Another example is a rule made final in July that closes a loophole for the processing of downer calves—animals too sick, injured, or weak to walk—to prohibit sending them into the food supply, just as was done for downer cattle by USDA regulations in 2009. A series of undercover investigations documented that downer calves are subjected to the same heinous abuse as adult downer cows to get them on their feet for inspection, and showed the serious food safety concerns from eating calves unable to stand, as there were for downer cattle. This rule was anything but precipitously adopted—the agency had said back in 2013 that it would update its regulations to close the loophole—and a bipartisan group of 92 Representatives and 14 Senators urged the USDA and the OMB to finish this rulemaking in letters sent in 2014 and 2015.
One report found that rules issued during the “midnight” or presidential transition period spent even more time in the rulemaking process and received even more extensive vetting than other rules. That’s certainly been our experience with the measures concerning which we’ve encouraged final action. Analysis of all economically significant rulemakings finalized since 1999 showed that such rules issued during the transition period took on average 3.6 years to complete compared to 2.8 years for rules issued at other times during a term.
It would be a terrible mistake for Congress to sweep these several rules away and undercut reasonable efforts—in the works for years, after getting substantial input from Congress—to ensure that animal protection laws are carried out effectively. There was nothing nefarious or undercutting about this rulemaking, and if anything, the Obama Administration has dragged its feet on the issue, rather than rushing it through at the last minute.
The Regulations from the Executive in Need of Scrutiny (REINS) Act of 2017, H.R. 26, passed late yesterday, also on a virtually party-line vote. It would require that both houses of Congress approve a major rule (including those issued during the 60 legislative/session days prior to adjournment of the previous session), with no alteration, within a 70-day window. If both chambers are unable to swiftly approve a major rule, it would not take effect and reconsideration during that Congress would be precluded. By doing nothing, Congress would prevent existing laws from being implemented, including common sense, non-controversial rules affecting animal welfare. The bill forces expedited floor consideration by both chambers of resolutions to approve major rules and to disapprove non-major rules, and it bars judicial review of any actions taken under the REINS Act.
Congress sets the boundaries for agency rulemaking, making the REINS Act needless and redundant.

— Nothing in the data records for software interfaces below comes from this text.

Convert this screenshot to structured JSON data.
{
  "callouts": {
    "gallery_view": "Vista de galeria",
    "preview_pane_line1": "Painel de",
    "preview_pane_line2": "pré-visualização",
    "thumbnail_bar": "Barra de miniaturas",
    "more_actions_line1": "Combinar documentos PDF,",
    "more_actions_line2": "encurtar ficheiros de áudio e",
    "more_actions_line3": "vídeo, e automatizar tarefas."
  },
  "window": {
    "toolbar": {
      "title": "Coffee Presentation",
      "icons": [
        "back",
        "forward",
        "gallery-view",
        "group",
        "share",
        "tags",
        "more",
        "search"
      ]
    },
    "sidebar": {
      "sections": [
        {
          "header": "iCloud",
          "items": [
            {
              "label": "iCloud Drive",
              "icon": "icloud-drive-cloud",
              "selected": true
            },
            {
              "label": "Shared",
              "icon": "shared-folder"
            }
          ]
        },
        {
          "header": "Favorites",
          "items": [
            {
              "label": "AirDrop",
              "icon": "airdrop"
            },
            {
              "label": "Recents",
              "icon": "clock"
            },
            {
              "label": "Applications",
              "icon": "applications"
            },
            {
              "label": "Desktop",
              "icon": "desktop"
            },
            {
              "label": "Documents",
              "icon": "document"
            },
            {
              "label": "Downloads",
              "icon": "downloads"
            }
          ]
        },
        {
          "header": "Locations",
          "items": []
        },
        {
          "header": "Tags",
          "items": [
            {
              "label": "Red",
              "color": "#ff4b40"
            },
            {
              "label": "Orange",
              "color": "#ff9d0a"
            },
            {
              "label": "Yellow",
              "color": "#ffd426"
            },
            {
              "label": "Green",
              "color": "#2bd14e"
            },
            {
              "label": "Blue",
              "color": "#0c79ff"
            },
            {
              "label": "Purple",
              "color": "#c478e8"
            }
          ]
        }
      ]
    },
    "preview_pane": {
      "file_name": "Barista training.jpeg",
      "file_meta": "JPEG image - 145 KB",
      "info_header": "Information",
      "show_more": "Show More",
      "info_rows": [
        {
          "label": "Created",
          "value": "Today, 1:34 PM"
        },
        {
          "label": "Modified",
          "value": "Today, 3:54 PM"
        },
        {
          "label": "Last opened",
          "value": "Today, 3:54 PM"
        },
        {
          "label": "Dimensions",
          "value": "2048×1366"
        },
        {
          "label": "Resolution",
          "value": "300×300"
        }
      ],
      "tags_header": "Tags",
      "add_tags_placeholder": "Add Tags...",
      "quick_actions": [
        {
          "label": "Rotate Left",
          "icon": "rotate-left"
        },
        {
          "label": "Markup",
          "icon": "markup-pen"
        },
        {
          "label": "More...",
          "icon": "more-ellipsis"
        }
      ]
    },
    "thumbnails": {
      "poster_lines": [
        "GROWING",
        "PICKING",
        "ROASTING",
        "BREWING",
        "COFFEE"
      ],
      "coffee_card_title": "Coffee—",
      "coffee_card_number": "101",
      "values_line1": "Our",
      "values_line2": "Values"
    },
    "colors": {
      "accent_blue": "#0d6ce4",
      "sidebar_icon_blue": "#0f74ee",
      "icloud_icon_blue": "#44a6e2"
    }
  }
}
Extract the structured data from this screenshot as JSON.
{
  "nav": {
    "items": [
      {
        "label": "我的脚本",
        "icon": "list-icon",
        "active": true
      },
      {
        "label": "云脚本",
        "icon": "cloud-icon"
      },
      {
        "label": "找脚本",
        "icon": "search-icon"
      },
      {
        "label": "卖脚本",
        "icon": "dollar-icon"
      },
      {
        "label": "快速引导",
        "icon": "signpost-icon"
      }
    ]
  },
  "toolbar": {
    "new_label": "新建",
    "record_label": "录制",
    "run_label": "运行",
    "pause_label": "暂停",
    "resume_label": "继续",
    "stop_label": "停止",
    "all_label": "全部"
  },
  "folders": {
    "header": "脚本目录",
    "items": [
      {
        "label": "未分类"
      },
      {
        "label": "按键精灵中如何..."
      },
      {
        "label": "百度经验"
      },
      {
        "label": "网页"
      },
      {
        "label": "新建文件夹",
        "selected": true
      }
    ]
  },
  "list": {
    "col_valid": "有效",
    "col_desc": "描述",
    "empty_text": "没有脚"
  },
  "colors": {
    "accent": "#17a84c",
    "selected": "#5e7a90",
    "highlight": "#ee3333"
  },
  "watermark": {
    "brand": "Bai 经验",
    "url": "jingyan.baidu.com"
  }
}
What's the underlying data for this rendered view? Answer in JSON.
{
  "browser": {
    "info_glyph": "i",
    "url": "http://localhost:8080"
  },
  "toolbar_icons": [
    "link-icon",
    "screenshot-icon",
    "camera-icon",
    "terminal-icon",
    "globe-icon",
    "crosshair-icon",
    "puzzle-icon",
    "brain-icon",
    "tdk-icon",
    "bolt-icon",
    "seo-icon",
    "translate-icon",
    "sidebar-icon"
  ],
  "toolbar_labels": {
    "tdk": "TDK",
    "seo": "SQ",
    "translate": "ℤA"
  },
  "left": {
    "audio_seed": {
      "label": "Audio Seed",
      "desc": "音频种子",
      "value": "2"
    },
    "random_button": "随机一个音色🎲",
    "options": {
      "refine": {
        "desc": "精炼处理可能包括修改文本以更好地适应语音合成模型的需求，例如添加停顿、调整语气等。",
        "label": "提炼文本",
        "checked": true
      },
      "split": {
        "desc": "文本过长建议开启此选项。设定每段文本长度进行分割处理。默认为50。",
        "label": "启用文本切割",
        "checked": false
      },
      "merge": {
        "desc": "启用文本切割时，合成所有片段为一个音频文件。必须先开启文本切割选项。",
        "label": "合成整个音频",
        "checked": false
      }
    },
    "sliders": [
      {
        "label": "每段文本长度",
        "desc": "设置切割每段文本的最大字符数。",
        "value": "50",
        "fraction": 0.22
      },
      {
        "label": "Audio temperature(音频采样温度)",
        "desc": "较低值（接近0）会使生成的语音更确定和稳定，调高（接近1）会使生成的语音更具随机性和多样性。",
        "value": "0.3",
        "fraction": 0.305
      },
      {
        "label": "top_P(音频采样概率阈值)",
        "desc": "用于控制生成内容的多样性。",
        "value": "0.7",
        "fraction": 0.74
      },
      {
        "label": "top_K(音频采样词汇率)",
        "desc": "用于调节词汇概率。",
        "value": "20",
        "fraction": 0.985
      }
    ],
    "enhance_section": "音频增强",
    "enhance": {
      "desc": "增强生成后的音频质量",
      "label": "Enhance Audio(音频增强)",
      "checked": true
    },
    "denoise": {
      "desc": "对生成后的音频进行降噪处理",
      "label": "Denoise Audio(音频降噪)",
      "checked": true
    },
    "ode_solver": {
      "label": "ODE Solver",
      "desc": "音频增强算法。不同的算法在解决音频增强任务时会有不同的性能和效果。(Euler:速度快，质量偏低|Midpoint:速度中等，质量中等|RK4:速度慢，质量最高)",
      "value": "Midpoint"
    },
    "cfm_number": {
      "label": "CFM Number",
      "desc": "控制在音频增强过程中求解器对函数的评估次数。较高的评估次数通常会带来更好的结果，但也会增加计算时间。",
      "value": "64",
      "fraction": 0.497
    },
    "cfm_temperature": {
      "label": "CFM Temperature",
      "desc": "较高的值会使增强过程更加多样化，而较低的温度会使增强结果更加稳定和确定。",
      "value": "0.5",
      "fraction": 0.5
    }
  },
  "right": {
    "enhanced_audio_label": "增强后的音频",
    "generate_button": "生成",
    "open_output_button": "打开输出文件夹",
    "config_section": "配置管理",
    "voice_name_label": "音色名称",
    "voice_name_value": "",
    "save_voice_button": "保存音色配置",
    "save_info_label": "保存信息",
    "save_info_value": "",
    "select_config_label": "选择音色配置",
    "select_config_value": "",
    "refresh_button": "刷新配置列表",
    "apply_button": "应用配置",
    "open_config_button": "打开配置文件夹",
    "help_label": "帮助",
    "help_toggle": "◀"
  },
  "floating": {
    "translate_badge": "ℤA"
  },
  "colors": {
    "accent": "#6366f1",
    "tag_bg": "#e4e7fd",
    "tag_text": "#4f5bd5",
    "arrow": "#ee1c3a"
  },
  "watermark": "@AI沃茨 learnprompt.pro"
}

It is already the case that agencies can only exercise authority that has been delegated by Congress in authorizing legislation, and if agencies overstep their authority, judicial scrutiny can be invoked and agency actions can be reversed.
We urge the Senate to reject these unwarranted, overreaching, and radical bills, and anything like them, which take a sledgehammer approach to regulations and could negate well-considered and broadly supported rules to implement and enforce animal protection laws.